Commitment may be considered a relationship skill because the abilities necessary to make and keep commitments must be learned, practiced, and refined just like those for effective couple communication (see Wiley 2007 in this issue) or any other relationship skill. Strategies for cultivating commitment are presented. Keywords: marriage, commitment, relationship education, attraction, obligation, constraint Every partner in a healthy relationship must invest intentional effort, including skill-building. Because commitment has multiple dimensions, it functions differently in different relationships.

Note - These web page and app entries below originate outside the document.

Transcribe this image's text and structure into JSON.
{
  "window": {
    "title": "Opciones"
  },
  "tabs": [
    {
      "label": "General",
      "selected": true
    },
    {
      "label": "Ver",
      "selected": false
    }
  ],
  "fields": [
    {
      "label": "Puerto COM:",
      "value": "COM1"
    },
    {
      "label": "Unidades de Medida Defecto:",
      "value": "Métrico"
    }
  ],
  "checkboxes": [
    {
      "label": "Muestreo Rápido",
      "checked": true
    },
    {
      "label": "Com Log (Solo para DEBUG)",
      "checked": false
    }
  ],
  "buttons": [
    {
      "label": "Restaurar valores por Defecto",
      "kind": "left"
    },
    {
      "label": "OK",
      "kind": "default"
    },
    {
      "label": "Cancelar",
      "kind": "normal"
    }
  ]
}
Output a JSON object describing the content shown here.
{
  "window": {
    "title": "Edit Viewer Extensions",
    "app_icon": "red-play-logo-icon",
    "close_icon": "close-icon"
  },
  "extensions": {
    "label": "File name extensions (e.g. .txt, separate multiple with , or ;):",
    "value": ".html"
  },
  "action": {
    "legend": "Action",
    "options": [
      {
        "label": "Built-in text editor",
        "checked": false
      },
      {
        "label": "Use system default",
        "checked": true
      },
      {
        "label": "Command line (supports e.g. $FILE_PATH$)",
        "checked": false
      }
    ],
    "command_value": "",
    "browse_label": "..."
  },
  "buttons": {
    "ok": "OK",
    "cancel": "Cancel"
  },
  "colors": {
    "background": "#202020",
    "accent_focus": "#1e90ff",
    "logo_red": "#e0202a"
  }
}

This article reviews the various dimensions of commitment in intimate relationships, including commitment as an attraction, commitment as moral obligation, and commitment as constraint.
For those relationships that are in the normal range of functioning, it seems clear that sensible commitment can sustain or improve a relationship (Brickman 1987; Johnson 1999).
According to research, commitment to the relationship is related to the quality of the relationship.
(See Clements and Swensen 2000.) David and Vera Mace (1991), pioneers in the Marriage Movement, ranked commitment as fundamental to relationships.
It makes sense that people who commit themselves to a relationship are more likely to find rewards than those who invest sporadically or half-heartedly.
Investing in a relationship may be much like building a bank balance.
Couples will never build a substantial bank balance unless they are committed to making regular deposits.